to shop at upscale grocers to get untreated meat or get bread without
sugar (I don't even know where to get regular bread WITH sugar). And
I don't know what she means by "nothing is perishable".

She must be shopping at Walmart. What do you expect from a nation who
eats haggis 3 times and are always liquored up on whiskey (since we're
carelessly stereotyping).

-sw


Bingo!

It's very easy to find non "enhanced" meats, reasonably priced fresh
vegetables and high quality breads. Certainly we have access to a lot of
non-perishable foodstuffs, but all the normal fresh stuff is quite
perishable.

Mostly folks in Europe and elsewhere have a difficult time grasping just
how large and diverse the US is. If they think about applying a
generalization to the whole of Europe they might start to understand how
silly it is to generalize about the US. Each US state is more comparable
to an entire European country and there are 50 US states and a handfull
of territories that are all notably different from each other.
  #15 (permalink)   Report Post  
Old 23-06-2014, 08:36 PM posted to rec.food.cooking
external usenet poster
 
Join Date: Mar 2008
Posts: 12,851
Default American foodstuffs

On 6/23/2014 10:56 AM, Moe DeLoughan wrote:
Grabbed this quote from Gawker, where a commenter was talking about
American food:

"She says that compared to food in Ireland (where she lives) US bread is
sweet, nothing is perishable, fresh fruit and vegetables are really
expensive, and the meat is full of water and has a weird texture."

All true.

I never understood the widespread practice of adding sugar to bread
dough, and what corporate food production has done to meat is a crime.


Sad that she never got to eat real food while visiting. There is crap
available but so is real food.

The bread I buy has no sugar and no preservatives. Some meat is
injected, but good meat is readily available.

Fresh fruit and veggies are not expensive in season. It is expensive
when we want peaches in January that has been flown in from South
America.

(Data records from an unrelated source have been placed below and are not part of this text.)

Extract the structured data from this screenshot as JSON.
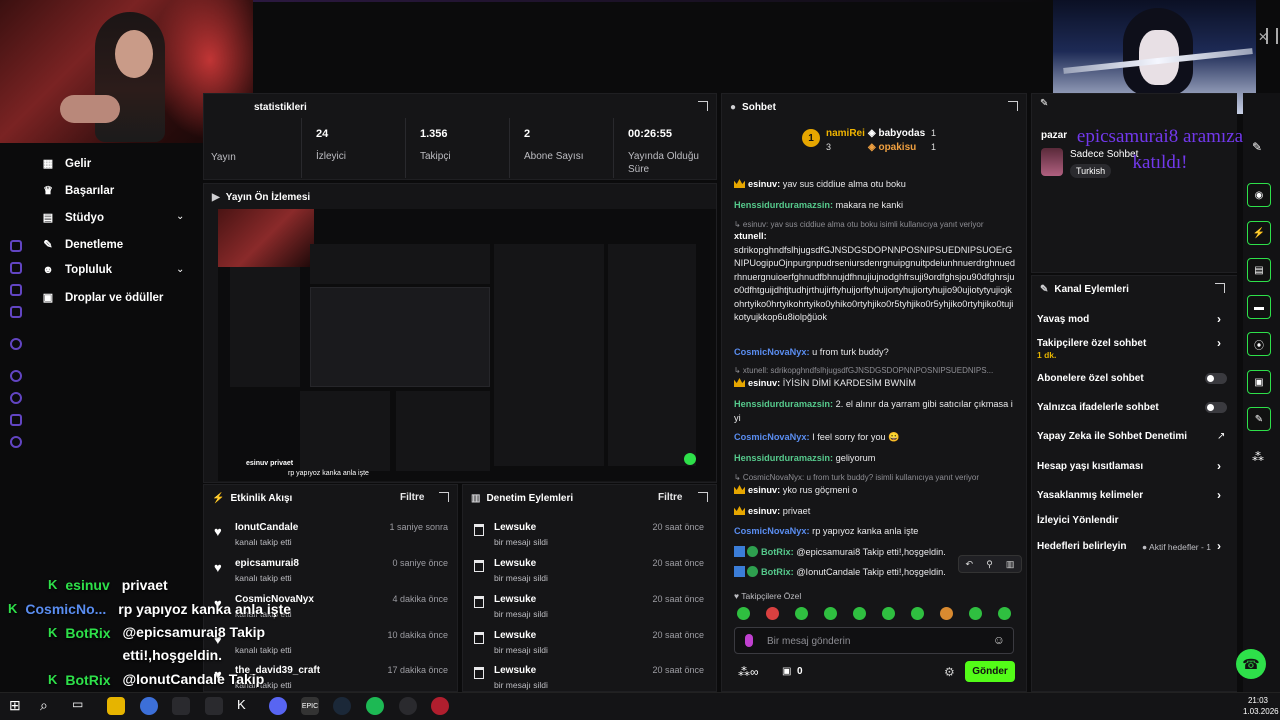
{
  "nav": {
    "items": [
      "Gelir",
      "Başarılar",
      "Stüdyo",
      "Denetleme",
      "Topluluk",
      "Droplar ve ödüller"
    ]
  },
  "stats": {
    "title": "statistikleri",
    "items": [
      {
        "value": "",
        "label": "Yayın"
      },
      {
        "value": "24",
        "label": "İzleyici"
      },
      {
        "value": "1.356",
        "label": "Takipçi"
      },
      {
        "value": "2",
        "label": "Abone Sayısı"
      },
      {
        "value": "00:26:55",
        "label": "Yayında Olduğu Süre"
      }
    ]
  },
  "preview": {
    "title": "Yayın Ön İzlemesi",
    "overlay_user": "esinuv privaet",
    "overlay_msg": "rp yapıyoz kanka anla işte"
  },
  "activity": {
    "title": "Etkinlik Akışı",
    "filter": "Filtre",
    "rows": [
      {
        "name": "IonutCandale",
        "sub": "kanalı takip etti",
        "time": "1 saniye sonra"
      },
      {
        "name": "epicsamurai8",
        "sub": "kanalı takip etti",
        "time": "0 saniye önce"
      },
      {
        "name": "CosmicNovaNyx",
        "sub": "kanalı takip etti",
        "time": "4 dakika önce"
      },
      {
        "name": "",
        "sub": "kanalı takip etti",
        "time": "10 dakika önce"
      },
      {
        "name": "the_david39_craft",
        "sub": "kanalı takip etti",
        "time": "17 dakika önce"
      }
    ]
  },
  "modlog": {
    "title": "Denetim Eylemleri",
    "filter": "Filtre",
    "rows": [
      {
        "name": "Lewsuke",
        "sub": "bir mesajı sildi",
        "time": "20 saat önce"
      },
      {
        "name": "Lewsuke",
        "sub": "bir mesajı sildi",
        "time": "20 saat önce"
      },
      {
        "name": "Lewsuke",
        "sub": "bir mesajı sildi",
        "time": "20 saat önce"
      },
      {
        "name": "Lewsuke",
        "sub": "bir mesajı sildi",
        "time": "20 saat önce"
      },
      {
        "name": "Lewsuke",
        "sub": "bir mesajı sildi",
        "time": "20 saat önce"
      }
    ]
  },
  "chat": {
    "title": "Sohbet",
    "leaders": [
      {
        "rank": "1",
        "name": "namiRei",
        "count": "3"
      },
      {
        "rank": "",
        "name": "babyodas",
        "count": "1"
      },
      {
        "rank": "",
        "name": "opakisu",
        "count": "1"
      }
    ],
    "messages": [
      {
        "user": "esinuv",
        "text": "yav sus ciddiue alma otu boku",
        "style": "gold",
        "reply": ""
      },
      {
        "user": "Henssidurduramazsin",
        "text": "makara ne kanki",
        "style": "green",
        "reply": ""
      },
      {
        "user": "xtunell",
        "text": "sdrikopghndfslhjugsdfGJNSDGSDOPNNPOSNIPSUEDNIPSUOErGNIPUogipuOjnpurgnpudrseniursdenrgnuipgnuitpdeiunhnuerdrghnuedrhnuergnuioerfghnudfbhnujdfhnujiujnodghfrsuji9ordfghsjou90dfghrsjuo0dfhtguijdhtjtudhjrthujirftyhuijorftyhuijortyhujiortyhujio90ujiotytyujiojkohrtyiko0hrtyikohrtyiko0yhiko0rtyhjiko0r5tyhjiko0r5yhjiko0rtyhjiko0tujikotyujkkop6u8iolpğüok",
        "style": "white",
        "reply": "esinuv: yav sus ciddiue alma otu boku isimli kullanıcıya yanıt veriyor"
      },
      {
        "user": "CosmicNovaNyx",
        "text": "u from turk buddy?",
        "style": "blue",
        "reply": ""
      },
      {
        "user": "esinuv",
        "text": "İYİSİN DİMİ KARDESİM BWNİM",
        "style": "gold",
        "reply": "xtunell: sdrikopghndfslhjugsdfGJNSDGSDOPNNPOSNIPSUEDNIPS..."
      },
      {
        "user": "Henssidurduramazsin",
        "text": "2. el alınır da yarram gibi satıcılar çıkmasa iyi",
        "style": "green",
        "reply": ""
      },
      {
        "user": "CosmicNovaNyx",
        "text": "I feel sorry for you 😀",
        "style": "blue",
        "reply": ""
      },
      {
        "user": "Henssidurduramazsin",
        "text": "geliyorum",
        "style": "green",
        "reply": ""
      },
      {
        "user": "esinuv",
        "text": "yko rus göçmeni o",
        "style": "gold",
        "reply": "CosmicNovaNyx: u from turk buddy? isimli kullanıcıya yanıt veriyor"
      },
      {
        "user": "esinuv",
        "text": "privaet",
        "style": "gold",
        "reply": ""
      },
      {
        "user": "CosmicNovaNyx",
        "text": "rp yapıyoz kanka anla işte",
        "style": "blue",
        "reply": ""
      },
      {
        "user": "BotRix",
        "text": "@epicsamurai8 Takip etti!,hoşgeldin.",
        "style": "bot",
        "reply": ""
      },
      {
        "user": "BotRix",
        "text": "@IonutCandale Takip etti!,hoşgeldin.",
        "style": "bot",
        "reply": ""
      }
    ],
    "followers_only": "Takipçilere Özel",
    "placeholder": "Bir mesaj gönderin",
    "points": "0",
    "send": "Gönder"
  },
  "right": {
    "user_prefix": "pazar",
    "status": "Sadece Sohbet",
    "language": "Turkish",
    "overlay_text": "epicsamurai8 aramıza katıldı!",
    "actions_title": "Kanal Eylemleri",
    "actions": [
      {
        "label": "Yavaş mod",
        "note": "",
        "ctrl": "chev"
      },
      {
        "label": "Takipçilere özel sohbet",
        "note": "1 dk.",
        "ctrl": "chev"
      },
      {
        "label": "Abonelere özel sohbet",
        "note": "",
        "ctrl": "toggle"
      },
      {
        "label": "Yalnızca ifadelerle sohbet",
        "note": "",
        "ctrl": "toggle"
      },
      {
        "label": "Yapay Zeka ile Sohbet Denetimi",
        "note": "",
        "ctrl": "ext"
      },
      {
        "label": "Hesap yaşı kısıtlaması",
        "note": "",
        "ctrl": "chev"
      },
      {
        "label": "Yasaklanmış kelimeler",
        "note": "",
        "ctrl": "chev"
      },
      {
        "label": "İzleyici Yönlendir",
        "note": "",
        "ctrl": ""
      },
      {
        "label": "Hedefleri belirleyin",
        "note": "Aktif hedefler - 1",
        "ctrl": "chev"
      }
    ]
  },
  "overlay_chat": [
    {
      "user": "esinuv",
      "text": "privaet",
      "style": "n"
    },
    {
      "user": "CosmicNo...",
      "text": "rp yapıyoz kanka anla işte",
      "style": "n2"
    },
    {
      "user": "BotRix",
      "text": "@epicsamurai8 Takip etti!,hoşgeldin.",
      "style": "n"
    },
    {
      "user": "BotRix",
      "text": "@IonutCandale Takip etti!,hoşgeldin.",
      "style": "n"
    }
  ],
  "clock": {
    "time": "21:03",
    "date": "1.03.2026"
  },
  "colors": {
    "accent": "#53fc18",
    "chat_green": "#56c98c",
    "chat_blue": "#5a8df0",
    "gold": "#e6a600"
  }
}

Most of that stuff has poor taste adn texture too.


Reply
Thread Tools Search this Thread
Search this Thread:

Advanced Search
Display Modes

Posting Rules

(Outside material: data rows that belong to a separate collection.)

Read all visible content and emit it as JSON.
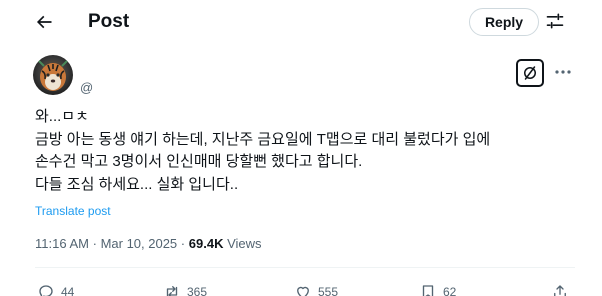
{
  "header": {
    "back_icon": "arrow-left-icon",
    "title": "Post",
    "reply_label": "Reply",
    "adjust_icon": "adjust-icon"
  },
  "author": {
    "handle": "@",
    "avatar_icon": "tiger-avatar"
  },
  "tweet": {
    "lines": [
      "와...ㅁㅊ",
      "금방 아는 동생 얘기 하는데, 지난주 금요일에 T맵으로 대리 불렀다가 입에",
      "손수건 막고 3명이서 인신매매 당할뻔 했다고 합니다.",
      "다들 조심 하세요... 실화 입니다.."
    ],
    "translate_label": "Translate post"
  },
  "meta": {
    "time": "11:16 AM",
    "separator": "·",
    "date": "Mar 10, 2025",
    "views_count": "69.4K",
    "views_label": "Views"
  },
  "actions": {
    "reply_count": "44",
    "repost_count": "365",
    "like_count": "555",
    "bookmark_count": "62"
  },
  "colors": {
    "link": "#1d9bf0",
    "muted": "#536471",
    "text": "#0f1419",
    "border": "#cfd9de"
  }
}
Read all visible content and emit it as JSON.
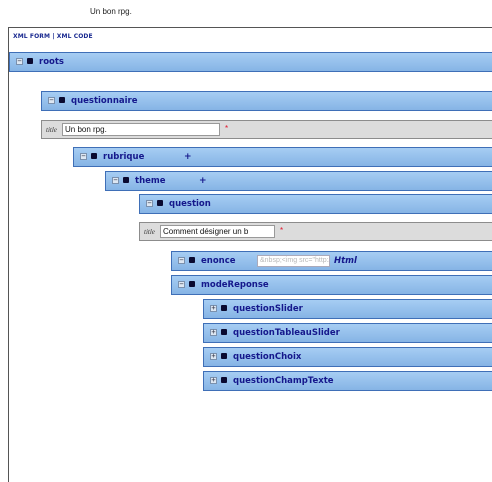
{
  "page": {
    "title": "Un bon rpg."
  },
  "tabs": {
    "xml_form": "XML FORM",
    "separator": " | ",
    "xml_code": "XML CODE"
  },
  "nodes": {
    "roots": {
      "label": "roots"
    },
    "questionnaire": {
      "label": "questionnaire",
      "attr_label": "title",
      "attr_value": "Un bon rpg.",
      "required": "*"
    },
    "rubrique": {
      "label": "rubrique",
      "add": "+"
    },
    "theme": {
      "label": "theme",
      "add": "+"
    },
    "question": {
      "label": "question",
      "attr_label": "title",
      "attr_value": "Comment désigner un b",
      "required": "*"
    },
    "enonce": {
      "label": "enonce",
      "value": "&nbsp;<img src=\"http://v",
      "type_label": "Html"
    },
    "modeReponse": {
      "label": "modeReponse"
    },
    "questionSlider": {
      "label": "questionSlider"
    },
    "questionTableauSlider": {
      "label": "questionTableauSlider"
    },
    "questionChoix": {
      "label": "questionChoix"
    },
    "questionChampTexte": {
      "label": "questionChampTexte"
    }
  },
  "toggle_symbols": {
    "expanded": "−",
    "collapsed": "+"
  },
  "colors": {
    "node_bg": "#97c1ec",
    "node_text": "#15188c",
    "attr_bg": "#dcdcdc",
    "required": "#e2142a"
  }
}
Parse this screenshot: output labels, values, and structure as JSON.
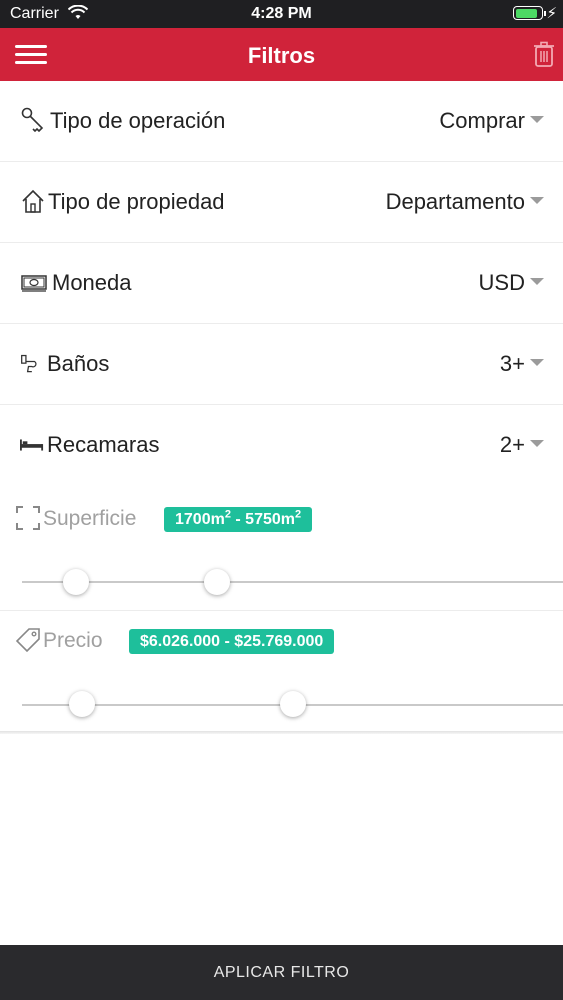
{
  "status_bar": {
    "carrier": "Carrier",
    "time": "4:28 PM",
    "battery_level": 0.9
  },
  "nav": {
    "title": "Filtros",
    "menu_icon": "hamburger-icon",
    "trash_icon": "trash-icon"
  },
  "filters": [
    {
      "label": "Tipo de operación",
      "value": "Comprar",
      "icon": "key-icon"
    },
    {
      "label": "Tipo de propiedad",
      "value": "Departamento",
      "icon": "house-icon"
    },
    {
      "label": "Moneda",
      "value": "USD",
      "icon": "money-icon"
    },
    {
      "label": "Baños",
      "value": "3+",
      "icon": "toilet-icon"
    },
    {
      "label": "Recamaras",
      "value": "2+",
      "icon": "bed-icon"
    }
  ],
  "superficie": {
    "label": "Superficie",
    "icon": "expand-icon",
    "min_text": "1700m",
    "max_text": "5750m",
    "unit_exponent": "2",
    "separator": " - ",
    "slider_min_fraction": 0.1,
    "slider_max_fraction": 0.36
  },
  "precio": {
    "label": "Precio",
    "icon": "price-tag-icon",
    "range_text": "$6.026.000 - $25.769.000",
    "slider_min_fraction": 0.11,
    "slider_max_fraction": 0.5
  },
  "apply_button": {
    "label": "APLICAR FILTRO"
  },
  "colors": {
    "accent": "#d0233a",
    "badge": "#1ebf9b",
    "bottom_bar": "#2a2a2d"
  }
}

Smilies are On
[IMG] code is On
HTML code is Off
Trackbacks are On
Pingbacks are On
Refbacks are On


Similar Threads
Thread Thread Starter Forum Replies Last Post
American beer and spirits: As puritanical rules retreat, the American market for beer and spirits is growing more competitive Bob O'Dyne General Cooking 13 11-09-2012 07:41 PM
Developing an American Grand Cru from American Grapes John[_33_] Wine 3 06-05-2012 04:27 PM
Was That 300 Millionth American Really American? fred General Cooking 3 23-10-2006 01:23 PM
The shelf life of bottled foodstuffs Zinc Potterman Preserving 0 13-07-2006 11:40 AM
Exceedingly rare and exotic foodstuffs David Hare-Scott General Cooking 39 04-08-2005 07:40 PM


All times are GMT +1. The time now is 08:41 PM.

Powered by vBulletin® Copyright ©2000 - 2022, Jelsoft Enterprises Ltd.
Copyright 2004-2022 FoodBanter.com.
The comments are property of their posters.
 

About Us

"It's about Food and drink"

 

Copyright © 2017